:: Available data

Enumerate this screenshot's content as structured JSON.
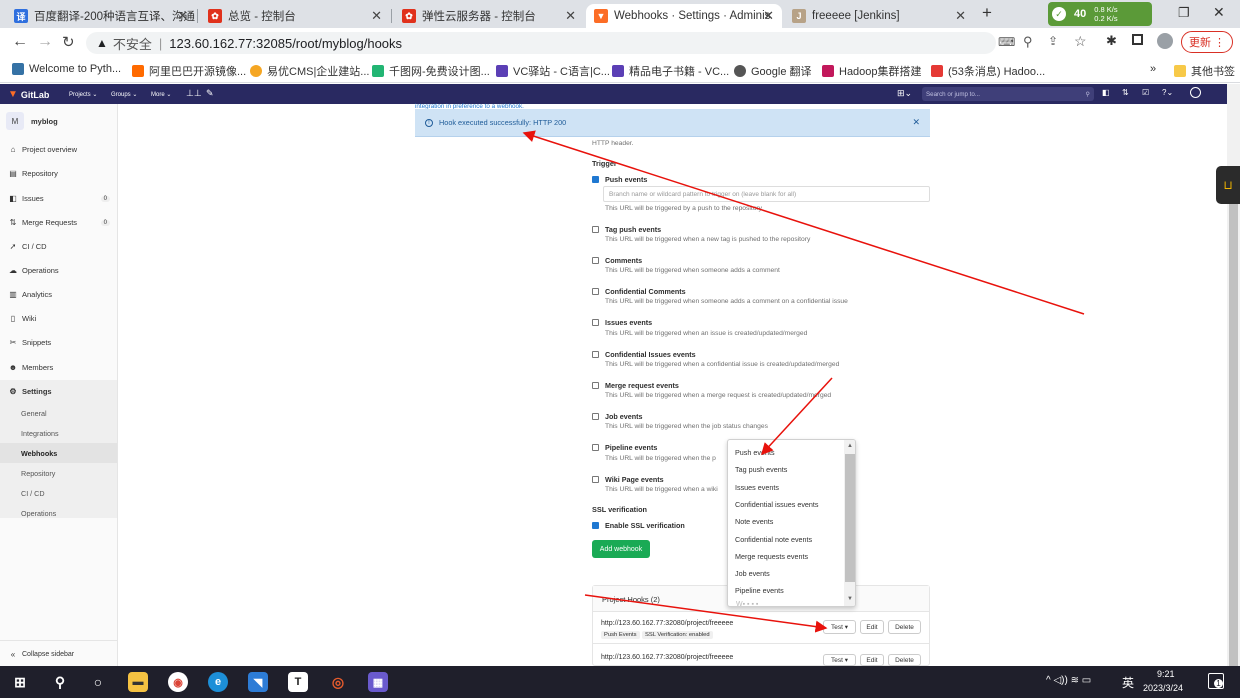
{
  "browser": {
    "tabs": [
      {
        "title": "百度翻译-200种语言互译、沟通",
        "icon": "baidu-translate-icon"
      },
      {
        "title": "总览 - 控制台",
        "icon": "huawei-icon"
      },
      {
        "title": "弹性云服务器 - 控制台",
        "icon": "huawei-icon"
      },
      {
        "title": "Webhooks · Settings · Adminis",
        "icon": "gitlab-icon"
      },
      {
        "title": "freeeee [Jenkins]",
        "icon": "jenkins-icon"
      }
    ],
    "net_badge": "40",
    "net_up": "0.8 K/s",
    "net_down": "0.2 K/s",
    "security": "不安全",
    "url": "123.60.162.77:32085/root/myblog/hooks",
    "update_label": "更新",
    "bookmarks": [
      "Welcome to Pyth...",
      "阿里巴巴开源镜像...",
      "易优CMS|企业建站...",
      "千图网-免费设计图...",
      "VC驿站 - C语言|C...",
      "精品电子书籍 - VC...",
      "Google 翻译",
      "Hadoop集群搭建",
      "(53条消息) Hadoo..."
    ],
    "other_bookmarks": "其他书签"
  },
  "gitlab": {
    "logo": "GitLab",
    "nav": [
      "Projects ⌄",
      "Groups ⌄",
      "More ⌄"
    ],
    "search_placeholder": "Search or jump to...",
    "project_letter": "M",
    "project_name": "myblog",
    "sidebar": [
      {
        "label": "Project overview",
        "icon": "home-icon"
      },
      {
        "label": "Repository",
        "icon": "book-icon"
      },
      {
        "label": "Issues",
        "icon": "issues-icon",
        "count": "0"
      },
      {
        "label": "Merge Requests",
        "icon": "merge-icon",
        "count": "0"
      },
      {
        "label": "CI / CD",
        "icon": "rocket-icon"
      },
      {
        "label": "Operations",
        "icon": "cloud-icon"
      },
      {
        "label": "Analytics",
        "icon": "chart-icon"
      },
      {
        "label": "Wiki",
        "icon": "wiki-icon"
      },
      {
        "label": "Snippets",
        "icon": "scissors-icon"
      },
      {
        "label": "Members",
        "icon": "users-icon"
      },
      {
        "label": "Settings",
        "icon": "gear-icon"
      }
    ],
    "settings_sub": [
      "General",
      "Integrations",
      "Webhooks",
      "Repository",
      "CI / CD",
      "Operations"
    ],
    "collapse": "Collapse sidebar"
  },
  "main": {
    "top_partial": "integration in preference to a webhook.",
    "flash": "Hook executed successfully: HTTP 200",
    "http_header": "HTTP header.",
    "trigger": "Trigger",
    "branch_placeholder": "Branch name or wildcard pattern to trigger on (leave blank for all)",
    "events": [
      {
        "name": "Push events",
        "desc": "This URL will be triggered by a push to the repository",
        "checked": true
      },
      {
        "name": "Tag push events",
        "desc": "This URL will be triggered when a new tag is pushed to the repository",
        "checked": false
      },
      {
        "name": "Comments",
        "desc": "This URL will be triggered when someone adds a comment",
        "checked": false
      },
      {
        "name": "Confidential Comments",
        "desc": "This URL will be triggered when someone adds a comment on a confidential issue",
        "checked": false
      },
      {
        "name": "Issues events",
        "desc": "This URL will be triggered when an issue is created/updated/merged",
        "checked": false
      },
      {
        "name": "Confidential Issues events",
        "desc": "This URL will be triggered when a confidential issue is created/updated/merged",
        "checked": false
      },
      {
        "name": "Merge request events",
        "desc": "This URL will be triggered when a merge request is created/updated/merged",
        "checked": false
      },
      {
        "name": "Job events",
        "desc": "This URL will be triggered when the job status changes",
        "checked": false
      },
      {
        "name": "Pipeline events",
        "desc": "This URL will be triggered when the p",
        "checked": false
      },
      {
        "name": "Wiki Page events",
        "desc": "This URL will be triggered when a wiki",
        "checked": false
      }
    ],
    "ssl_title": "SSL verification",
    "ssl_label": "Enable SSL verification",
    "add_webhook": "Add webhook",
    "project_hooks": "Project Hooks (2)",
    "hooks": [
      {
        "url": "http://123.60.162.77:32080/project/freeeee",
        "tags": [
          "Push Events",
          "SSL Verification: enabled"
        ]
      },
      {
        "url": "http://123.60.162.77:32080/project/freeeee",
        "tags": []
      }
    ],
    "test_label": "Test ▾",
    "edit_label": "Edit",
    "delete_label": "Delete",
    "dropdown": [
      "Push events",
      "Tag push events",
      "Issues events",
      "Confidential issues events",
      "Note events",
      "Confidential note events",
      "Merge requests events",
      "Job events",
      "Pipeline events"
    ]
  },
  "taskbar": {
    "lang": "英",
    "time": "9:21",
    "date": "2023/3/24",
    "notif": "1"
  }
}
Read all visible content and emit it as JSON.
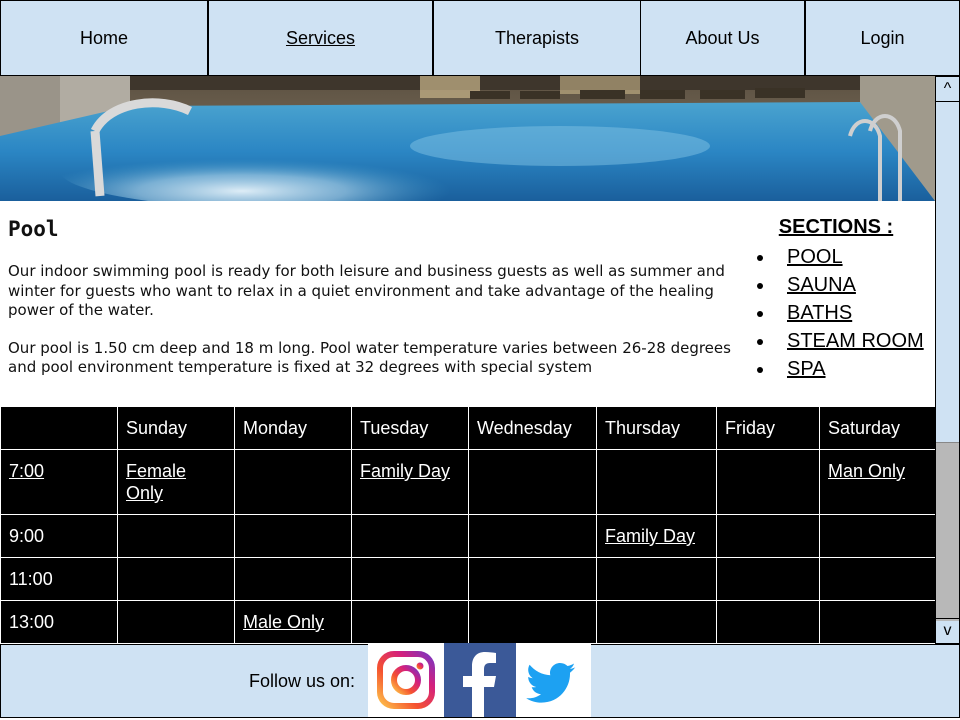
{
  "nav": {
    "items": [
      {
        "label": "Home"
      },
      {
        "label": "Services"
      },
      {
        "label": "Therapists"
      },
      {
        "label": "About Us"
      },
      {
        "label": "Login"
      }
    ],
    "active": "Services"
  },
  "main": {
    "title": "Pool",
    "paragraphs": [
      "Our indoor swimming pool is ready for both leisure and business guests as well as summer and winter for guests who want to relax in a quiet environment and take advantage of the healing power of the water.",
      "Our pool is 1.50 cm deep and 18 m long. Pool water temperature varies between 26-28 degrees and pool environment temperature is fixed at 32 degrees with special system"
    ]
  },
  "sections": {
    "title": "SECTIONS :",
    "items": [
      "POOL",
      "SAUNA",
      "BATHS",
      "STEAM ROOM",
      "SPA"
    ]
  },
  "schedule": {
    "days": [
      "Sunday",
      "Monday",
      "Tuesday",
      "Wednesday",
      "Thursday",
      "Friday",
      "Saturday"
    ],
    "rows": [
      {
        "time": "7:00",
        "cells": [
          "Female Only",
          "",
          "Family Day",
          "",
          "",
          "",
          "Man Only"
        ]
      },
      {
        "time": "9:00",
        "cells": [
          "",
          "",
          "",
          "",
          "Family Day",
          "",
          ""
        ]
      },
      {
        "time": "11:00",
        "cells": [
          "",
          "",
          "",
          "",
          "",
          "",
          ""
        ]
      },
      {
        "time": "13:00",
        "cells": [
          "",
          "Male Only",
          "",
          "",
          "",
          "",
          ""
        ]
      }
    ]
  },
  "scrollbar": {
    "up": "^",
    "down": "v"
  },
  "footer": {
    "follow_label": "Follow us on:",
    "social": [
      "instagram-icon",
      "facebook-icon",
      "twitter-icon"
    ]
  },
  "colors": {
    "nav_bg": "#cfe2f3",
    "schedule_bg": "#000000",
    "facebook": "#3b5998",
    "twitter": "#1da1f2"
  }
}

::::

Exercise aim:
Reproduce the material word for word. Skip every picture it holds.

Solution to the problem:
Enumerate this screenshot's content as structured JSON.
{
  "browser": {
    "tabs": [
      {
        "title": "百度翻译-200种语言互译、沟通",
        "icon": "baidu-translate-icon"
      },
      {
        "title": "总览 - 控制台",
        "icon": "huawei-icon"
      },
      {
        "title": "弹性云服务器 - 控制台",
        "icon": "huawei-icon"
      },
      {
        "title": "Webhooks · Settings · Adminis",
        "icon": "gitlab-icon"
      },
      {
        "title": "freeeee [Jenkins]",
        "icon": "jenkins-icon"
      }
    ],
    "net_badge": "40",
    "net_up": "0.8 K/s",
    "net_down": "0.2 K/s",
    "security": "不安全",
    "url": "123.60.162.77:32085/root/myblog/hooks",
    "update_label": "更新",
    "bookmarks": [
      "Welcome to Pyth...",
      "阿里巴巴开源镜像...",
      "易优CMS|企业建站...",
      "千图网-免费设计图...",
      "VC驿站 - C语言|C...",
      "精品电子书籍 - VC...",
      "Google 翻译",
      "Hadoop集群搭建",
      "(53条消息) Hadoo..."
    ],
    "other_bookmarks": "其他书签"
  },
  "gitlab": {
    "logo": "GitLab",
    "nav": [
      "Projects ⌄",
      "Groups ⌄",
      "More ⌄"
    ],
    "search_placeholder": "Search or jump to...",
    "project_letter": "M",
    "project_name": "myblog",
    "sidebar": [
      {
        "label": "Project overview",
        "icon": "home-icon"
      },
      {
        "label": "Repository",
        "icon": "book-icon"
      },
      {
        "label": "Issues",
        "icon": "issues-icon",
        "count": "0"
      },
      {
        "label": "Merge Requests",
        "icon": "merge-icon",
        "count": "0"
      },
      {
        "label": "CI / CD",
        "icon": "rocket-icon"
      },
      {
        "label": "Operations",
        "icon": "cloud-icon"
      },
      {
        "label": "Analytics",
        "icon": "chart-icon"
      },
      {
        "label": "Wiki",
        "icon": "wiki-icon"
      },
      {
        "label": "Snippets",
        "icon": "scissors-icon"
      },
      {
        "label": "Members",
        "icon": "users-icon"
      },
      {
        "label": "Settings",
        "icon": "gear-icon"
      }
    ],
    "settings_sub": [
      "General",
      "Integrations",
      "Webhooks",
      "Repository",
      "CI / CD",
      "Operations"
    ],
    "collapse": "Collapse sidebar"
  },
  "main": {
    "top_partial": "integration in preference to a webhook.",
    "flash": "Hook executed successfully: HTTP 200",
    "http_header": "HTTP header.",
    "trigger": "Trigger",
    "branch_placeholder": "Branch name or wildcard pattern to trigger on (leave blank for all)",
    "events": [
      {
        "name": "Push events",
        "desc": "This URL will be triggered by a push to the repository",
        "checked": true
      },
      {
        "name": "Tag push events",
        "desc": "This URL will be triggered when a new tag is pushed to the repository",
        "checked": false
      },
      {
        "name": "Comments",
        "desc": "This URL will be triggered when someone adds a comment",
        "checked": false
      },
      {
        "name": "Confidential Comments",
        "desc": "This URL will be triggered when someone adds a comment on a confidential issue",
        "checked": false
      },
      {
        "name": "Issues events",
        "desc": "This URL will be triggered when an issue is created/updated/merged",
        "checked": false
      },
      {
        "name": "Confidential Issues events",
        "desc": "This URL will be triggered when a confidential issue is created/updated/merged",
        "checked": false
      },
      {
        "name": "Merge request events",
        "desc": "This URL will be triggered when a merge request is created/updated/merged",
        "checked": false
      },
      {
        "name": "Job events",
        "desc": "This URL will be triggered when the job status changes",
        "checked": false
      },
      {
        "name": "Pipeline events",
        "desc": "This URL will be triggered when the p",
        "checked": false
      },
      {
        "name": "Wiki Page events",
        "desc": "This URL will be triggered when a wiki",
        "checked": false
      }
    ],
    "ssl_title": "SSL verification",
    "ssl_label": "Enable SSL verification",
    "add_webhook": "Add webhook",
    "project_hooks": "Project Hooks (2)",
    "hooks": [
      {
        "url": "http://123.60.162.77:32080/project/freeeee",
        "tags": [
          "Push Events",
          "SSL Verification: enabled"
        ]
      },
      {
        "url": "http://123.60.162.77:32080/project/freeeee",
        "tags": []
      }
    ],
    "test_label": "Test ▾",
    "edit_label": "Edit",
    "delete_label": "Delete",
    "dropdown": [
      "Push events",
      "Tag push events",
      "Issues events",
      "Confidential issues events",
      "Note events",
      "Confidential note events",
      "Merge requests events",
      "Job events",
      "Pipeline events"
    ]
  },
  "taskbar": {
    "lang": "英",
    "time": "9:21",
    "date": "2023/3/24",
    "notif": "1"
  }
}
Read all visible content and emit it as JSON.
{
  "nav": {
    "items": [
      {
        "label": "Home"
      },
      {
        "label": "Services"
      },
      {
        "label": "Therapists"
      },
      {
        "label": "About Us"
      },
      {
        "label": "Login"
      }
    ],
    "active": "Services"
  },
  "main": {
    "title": "Pool",
    "paragraphs": [
      "Our indoor swimming pool is ready for both leisure and business guests as well as summer and winter for guests who want to relax in a quiet environment and take advantage of the healing power of the water.",
      "Our pool is 1.50 cm deep and 18 m long. Pool water temperature varies between 26-28 degrees and pool environment temperature is fixed at 32 degrees with special system"
    ]
  },
  "sections": {
    "title": "SECTIONS :",
    "items": [
      "POOL",
      "SAUNA",
      "BATHS",
      "STEAM ROOM",
      "SPA"
    ]
  },
  "schedule": {
    "days": [
      "Sunday",
      "Monday",
      "Tuesday",
      "Wednesday",
      "Thursday",
      "Friday",
      "Saturday"
    ],
    "rows": [
      {
        "time": "7:00",
        "cells": [
          "Female Only",
          "",
          "Family Day",
          "",
          "",
          "",
          "Man Only"
        ]
      },
      {
        "time": "9:00",
        "cells": [
          "",
          "",
          "",
          "",
          "Family Day",
          "",
          ""
        ]
      },
      {
        "time": "11:00",
        "cells": [
          "",
          "",
          "",
          "",
          "",
          "",
          ""
        ]
      },
      {
        "time": "13:00",
        "cells": [
          "",
          "Male Only",
          "",
          "",
          "",
          "",
          ""
        ]
      }
    ]
  },
  "scrollbar": {
    "up": "^",
    "down": "v"
  },
  "footer": {
    "follow_label": "Follow us on:",
    "social": [
      "instagram-icon",
      "facebook-icon",
      "twitter-icon"
    ]
  },
  "colors": {
    "nav_bg": "#cfe2f3",
    "schedule_bg": "#000000",
    "facebook": "#3b5998",
    "twitter": "#1da1f2"
  }
}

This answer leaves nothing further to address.